<input type="hidden" id="custId" name="custId" value="">
This input value is supposed to be blank. If a bot is visiting a page and fills all of the inputs on a form with random value, it will also fill the hidden input. A legitimate user would never fill the hidden input value, because it is not rendered by the browser.
That's a classic honeypot.
Here is a full example using Selenium API methods we just covered.
We are going to log into Hacker News:
In our example, authenticating to Hacker News is not really useful on its own. However, you could imagine creating a bot to automatically post a link to your latest blog post.
In order to authenticate we need to:
element.send_keys()to send text to the input
Should be easy right? Let's see the code:
driver.get("https://news.ycombinator.com/login") login = driver.find_element_by_xpath("//input").send_keys(USERNAME) password = driver.find_element_by_xpath("//input[@type='password']").send_keys(PASSWORD) submit = driver.find_element_by_xpath("//input[@value='login']").click()
Easy, right? Now there is one important thing that is missing here. How do we know if we are logged in?
We could try a couple of things:
So, we're going to check for the logout button. The logout button has the ID “logout” (easy)!
We can't just check if the element is
None because all of the
find_element_by_* raise an exception if the element is not found in the DOM.
So we have to use a try/except block and catch the
# dont forget from selenium.common.exceptions import NoSuchElementException try: logout_button = driver.find_element_by_id("logout") print('Successfully logged in') except NoSuchElementException: print('Incorrect login/password')
We could easily take a screenshot using:
In our Hacker News case it's simple and we don't have to worry about these issues.
If we had to worry about an asynchronous HTTP call (or many) to an API, there are two ways to solve this:
time.sleep(ARBITRARY_TIME)before taking the screenshot.
If you use a
time.sleep() you will probably use an arbitrary value. The problem is, you're either waiting for too long or not enough.
Also the website can load slowly on your local wifi internet connection, but will be 10 times faster on your cloud server.
WebDriverWait method you will wait the exact amount of time necessary for your element/data to be loaded.
try: element = WebDriverWait(driver, 5).until( EC.presence_of_element_located((By.ID, "mySuperId")) ) finally: driver.quit()
This will wait five seconds for an element located by the ID “mySuperId” to be loaded. There are many other interesting expected conditions like:
You can find more information about this in the Selenium documentation
I hope you enjoyed this blog post! You should now have a good understanding of how the Selenium API works in Python. If you want to know more about how to scrape the web with Python don't hesitate to take a look at our general Python web scraping guide.
Selenium is also an excellent tool to automate almost anything on the web.
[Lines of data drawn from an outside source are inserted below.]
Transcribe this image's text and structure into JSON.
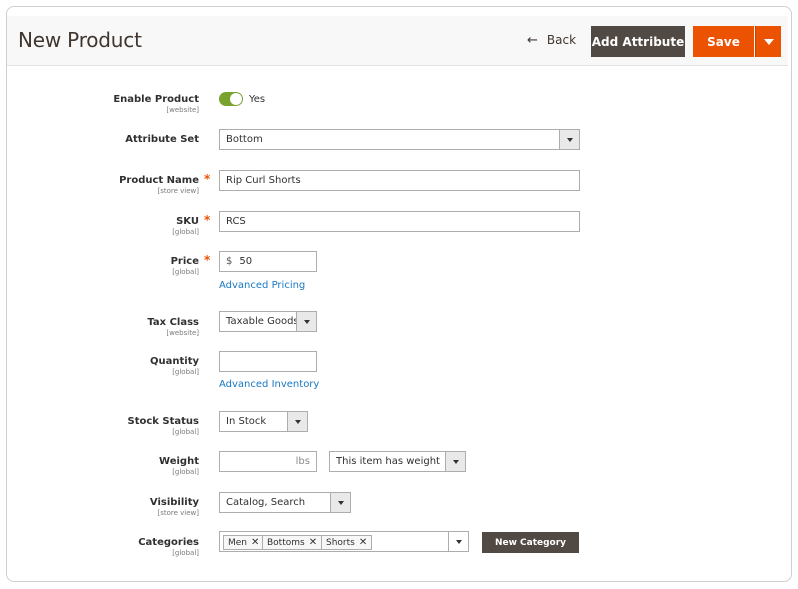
{
  "header": {
    "title": "New Product",
    "back_label": "Back",
    "add_attribute_label": "Add Attribute",
    "save_label": "Save"
  },
  "form": {
    "enable_product": {
      "label": "Enable Product",
      "scope": "[website]",
      "value": "Yes",
      "enabled": true
    },
    "attribute_set": {
      "label": "Attribute Set",
      "value": "Bottom"
    },
    "product_name": {
      "label": "Product Name",
      "scope": "[store view]",
      "value": "Rip Curl Shorts",
      "required_mark": "*"
    },
    "sku": {
      "label": "SKU",
      "scope": "[global]",
      "value": "RCS",
      "required_mark": "*"
    },
    "price": {
      "label": "Price",
      "scope": "[global]",
      "currency": "$",
      "value": "50",
      "required_mark": "*",
      "advanced_link": "Advanced Pricing"
    },
    "tax_class": {
      "label": "Tax Class",
      "scope": "[website]",
      "value": "Taxable Goods"
    },
    "quantity": {
      "label": "Quantity",
      "scope": "[global]",
      "value": "",
      "advanced_link": "Advanced Inventory"
    },
    "stock_status": {
      "label": "Stock Status",
      "scope": "[global]",
      "value": "In Stock"
    },
    "weight": {
      "label": "Weight",
      "scope": "[global]",
      "value": "",
      "unit": "lbs",
      "has_weight": "This item has weight"
    },
    "visibility": {
      "label": "Visibility",
      "scope": "[store view]",
      "value": "Catalog, Search"
    },
    "categories": {
      "label": "Categories",
      "scope": "[global]",
      "tags": [
        "Men",
        "Bottoms",
        "Shorts"
      ],
      "new_category_label": "New Category"
    }
  },
  "colors": {
    "accent": "#eb5202",
    "dark_button": "#514943",
    "toggle_on": "#79a22e",
    "link": "#1979c3"
  }
}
If you perform repetitive tasks like filling forms or checking information behind a login form where the website doesn't have an API, it's maybe* a good idea to automate it with Selenium,just don't forget this xkcd: